Performing tasks in virtual environments are to increasing extent becoming normal practice; such is possible due to the developments in graphic rendering systems and interaction techniques. Application areas from entertainment to medical industry benefit from gestural 3D interaction. With this in mind, we set out a study aiming to research the relevance of using determined 6DoF input devices in interacting with three-dimensional models in graphical interfaces. In this paper we present an evaluation of 3D pointing tasks using Leap Motion sensor to support 3D object manipulation. Three controlled experiments were performed in the study, exposing test subjects to pointing task evaluations and object deformation, measuring the time taken to perform mesh extrusion and object translation. Qualitative data was gathered using the System Usability Scale questionnaire. The data show a strong correlation between input device and performance time suggesting a dominance of the Leap Motion gestural interface over mouse interaction concerning single target three-dimensional pointing tasks. Multi-target tasks were performed better with mouse interaction due to issues of 3D input system accuracy. Performance time regarding shape deformation task demonstrated that mouse interaction outperformed 3D Input device.

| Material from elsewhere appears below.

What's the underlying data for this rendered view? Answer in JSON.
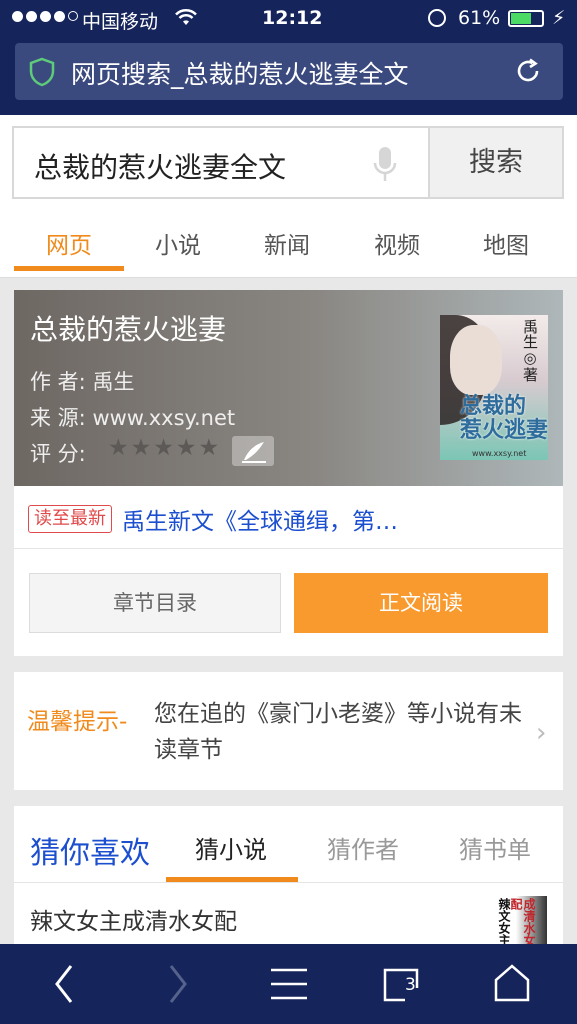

Joanna C. Coelho and Fons J. Verbeek, Pointing Task Evaluation of Leap Motion Controller in 3D Virtual Environment. In: Creating the Difference, Proceedings of the Chi Sparks 2014 Conference, pp 78-85 (2014).